About the Inquiry
Air quality represents the greatest environmental threat to human health and currently commands significant domestic and international interest. Elevated pollution levels, usually located in urban areas with high volumes of road traffic, have been associated with a number of health issues, including heart disease and lung cancer. Air pollution can also have damaging effects on the environment and crop productivity. The sources of air pollution are distributed across many sectors, including transport, agriculture and energy industries.
The Scottish Government published a strategy for tackling air pollution in Scotland in 2015 – “Cleaner Air for Scotland: the road to a healthier future” which sets targets for Scotland. Since the strategy was launched the EU has introduced a new directive to reduce air pollution and there has been a High Court judgement in relation to the adequacy of the UK response. The Scottish Government published the 2016 CAFS Progress Report on 15 June 2017.
The Committee held an evidence session with experts and stakeholders on 2 May 2017 to consider the scale of the issue of air quality in Scotland and the robustness of Scottish plans to tackle this.
The Committee agreed to consider what, if any further action to take at a future meeting. On 6 June 2017 the Committee agreed to undertake an inquiry on air quality in Scotland.
The Committee hosted a call for evidence and asked for views on the following:
- Does Scotland have the right polices (Clean Air for Scotland Strategy), support and incentives in place to adequately tackle air pollution?
- Are the policies sufficiently ambitious?
- Are the policies and delivery mechanisms (support and incentives) being effectively implemented and successful in addressing the issues?
- Are there conflicts in policies or barriers to successful delivery of the air quality objectives?
- How does the Scottish policy fit with the UK and EU policy on air quality?

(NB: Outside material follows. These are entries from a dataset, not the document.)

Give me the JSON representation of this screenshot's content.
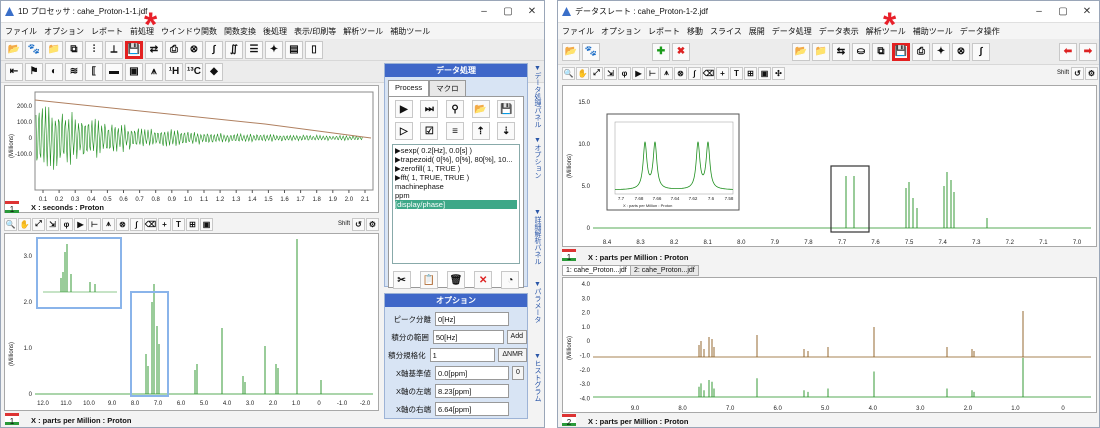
{
  "left": {
    "title": "1D プロセッサ : cahe_Proton-1-1.jdf",
    "menu": [
      "ファイル",
      "オプション",
      "レポート",
      "前処理",
      "ウインドウ関数",
      "関数変換",
      "後処理",
      "表示/印刷等",
      "解析ツール",
      "補助ツール"
    ],
    "fid_axis": {
      "ticks": [
        "0.1",
        "0.2",
        "0.3",
        "0.4",
        "0.5",
        "0.6",
        "0.7",
        "0.8",
        "0.9",
        "1.0",
        "1.1",
        "1.2",
        "1.3",
        "1.4",
        "1.5",
        "1.6",
        "1.7",
        "1.8",
        "1.9",
        "2.0",
        "2.1"
      ],
      "y_ticks": [
        "200.0",
        "100.0",
        "0",
        "-100.0"
      ],
      "unit": "(Millions)"
    },
    "fid_status": "X : seconds : Proton",
    "fid_panel_num": "1",
    "spec_axis": {
      "ticks": [
        "12.0",
        "11.0",
        "10.0",
        "9.0",
        "8.0",
        "7.0",
        "6.0",
        "5.0",
        "4.0",
        "3.0",
        "2.0",
        "1.0",
        "0",
        "-1.0",
        "-2.0"
      ],
      "y_ticks": [
        "3.0",
        "2.0",
        "1.0",
        "0"
      ],
      "unit": "(Millions)"
    },
    "spec_status": "X : parts per Million : Proton",
    "spec_panel_num": "1",
    "shift_label": "Shift",
    "data_panel": {
      "header": "データ処理",
      "tab_process": "Process",
      "tab_macro": "マクロ",
      "process_list": [
        "▶sexp( 0.2[Hz], 0.0[s] )",
        "▶trapezoid( 0[%], 0[%], 80[%], 10...",
        "▶zerofill( 1, TRUE )",
        "▶fft( 1, TRUE, TRUE )",
        "machinephase",
        "ppm",
        "[display/phase]"
      ]
    },
    "option_panel": {
      "header": "オプション",
      "rows": [
        {
          "label": "ピーク分離",
          "value": "0[Hz]",
          "button": ""
        },
        {
          "label": "積分の範囲",
          "value": "50[Hz]",
          "button": "Add"
        },
        {
          "label": "積分規格化",
          "value": "1",
          "button": "ΔNMR"
        },
        {
          "label": "X軸基準値",
          "value": "0.0[ppm]",
          "button": "0"
        },
        {
          "label": "X軸の左端",
          "value": "8.23[ppm]",
          "button": ""
        },
        {
          "label": "X軸の右端",
          "value": "6.64[ppm]",
          "button": ""
        }
      ]
    },
    "side_tabs": [
      "データ処理パネル",
      "オプション",
      "詳細解析パネル",
      "パラメータ",
      "ヒストグラム"
    ]
  },
  "right": {
    "title": "データスレート : cahe_Proton-1-2.jdf",
    "menu": [
      "ファイル",
      "オプション",
      "レポート",
      "移動",
      "スライス",
      "展開",
      "データ処理",
      "データ表示",
      "解析ツール",
      "補助ツール",
      "データ操作"
    ],
    "top_axis": {
      "ticks": [
        "8.4",
        "8.3",
        "8.2",
        "8.1",
        "8.0",
        "7.9",
        "7.8",
        "7.7",
        "7.6",
        "7.5",
        "7.4",
        "7.3",
        "7.2",
        "7.1",
        "7.0"
      ],
      "y_ticks": [
        "15.0",
        "10.0",
        "5.0",
        "0"
      ],
      "unit": "(Millions)"
    },
    "top_status": "X : parts per Million : Proton",
    "top_panel_num": "1",
    "inset_axis": [
      "7.7",
      "7.68",
      "7.66",
      "7.64",
      "7.62",
      "7.6",
      "7.58"
    ],
    "inset_caption": "X : parts per Million : Proton",
    "doc_tabs": [
      "1: cahe_Proton...jdf",
      "2: cahe_Proton...jdf"
    ],
    "bottom_axis": {
      "ticks": [
        "9.0",
        "8.0",
        "7.0",
        "6.0",
        "5.0",
        "4.0",
        "3.0",
        "2.0",
        "1.0",
        "0"
      ],
      "y_ticks": [
        "4.0",
        "3.0",
        "2.0",
        "1.0",
        "0",
        "-1.0",
        "-2.0",
        "-3.0",
        "-4.0"
      ],
      "unit": "(Millions)"
    },
    "bottom_status": "X : parts per Million : Proton",
    "bottom_panel_num": "2",
    "shift_label": "Shift"
  },
  "marker": "*",
  "colors": {
    "accent_red": "#e32020",
    "spectrum_green": "#1f8f1f",
    "spectrum_brown": "#8a5a1a",
    "fid_trace": "#b08060",
    "panel_blue": "#3f67c8"
  }
}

- Are the powers and resources of Local Authorities and SEPA to address air pollution adequate?
- Is Scotland on target to have a pilot low emission zone (LEZ) in place by 2018 and should there be more than one LEZ pilot?
- How should the improvement of air quality be prioritised in areas where there have been persistent breaches of NO2 limit values?

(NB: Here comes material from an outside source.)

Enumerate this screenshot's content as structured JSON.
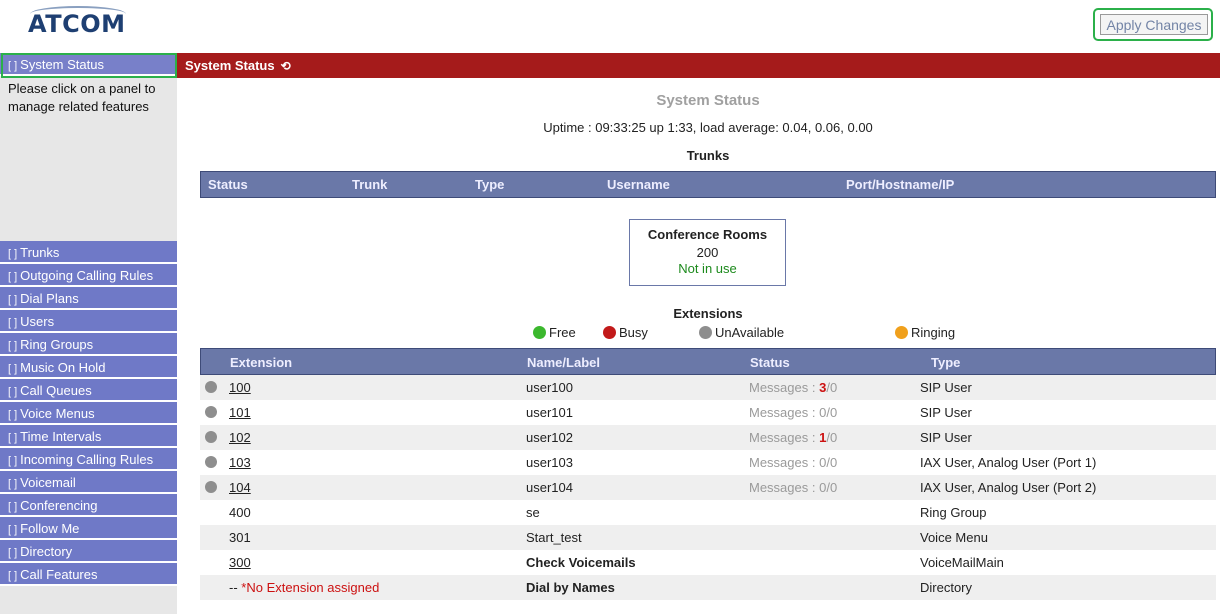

- Is adequate consideration given to air pollution from agriculture?
The responses recieved by the Committee are available at the link below.
Read written submissions on Air Quality in Scotland

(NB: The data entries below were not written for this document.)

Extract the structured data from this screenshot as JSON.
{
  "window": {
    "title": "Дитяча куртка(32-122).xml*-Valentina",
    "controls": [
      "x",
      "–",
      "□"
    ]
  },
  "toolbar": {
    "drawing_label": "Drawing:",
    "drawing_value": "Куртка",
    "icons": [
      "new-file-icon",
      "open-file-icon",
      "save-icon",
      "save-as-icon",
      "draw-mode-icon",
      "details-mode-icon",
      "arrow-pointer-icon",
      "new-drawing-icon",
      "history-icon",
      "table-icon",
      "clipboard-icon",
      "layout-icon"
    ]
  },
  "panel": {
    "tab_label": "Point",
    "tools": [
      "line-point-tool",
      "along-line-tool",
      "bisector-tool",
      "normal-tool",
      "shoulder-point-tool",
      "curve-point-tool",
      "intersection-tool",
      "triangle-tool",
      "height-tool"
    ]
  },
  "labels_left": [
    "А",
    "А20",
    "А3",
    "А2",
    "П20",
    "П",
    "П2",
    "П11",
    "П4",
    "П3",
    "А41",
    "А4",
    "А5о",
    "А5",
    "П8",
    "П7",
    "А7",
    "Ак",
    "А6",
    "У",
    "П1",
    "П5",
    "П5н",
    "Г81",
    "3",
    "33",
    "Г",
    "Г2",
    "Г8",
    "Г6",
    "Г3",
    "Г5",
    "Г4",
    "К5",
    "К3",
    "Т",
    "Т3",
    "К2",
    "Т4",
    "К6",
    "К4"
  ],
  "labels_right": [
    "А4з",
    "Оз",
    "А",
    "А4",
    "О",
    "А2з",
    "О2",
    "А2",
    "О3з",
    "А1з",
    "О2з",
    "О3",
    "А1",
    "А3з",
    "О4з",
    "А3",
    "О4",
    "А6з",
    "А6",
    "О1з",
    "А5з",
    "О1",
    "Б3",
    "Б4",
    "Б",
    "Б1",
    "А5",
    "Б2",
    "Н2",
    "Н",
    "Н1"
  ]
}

The Committee wrote to the Cabinet Secretary for Environment, Climate Change and Land Reform at the launch of its call for evidence to seek further information on the implementation of the Scottish Government's Cleaner Air for Scotland: the road to a healthier future strategy.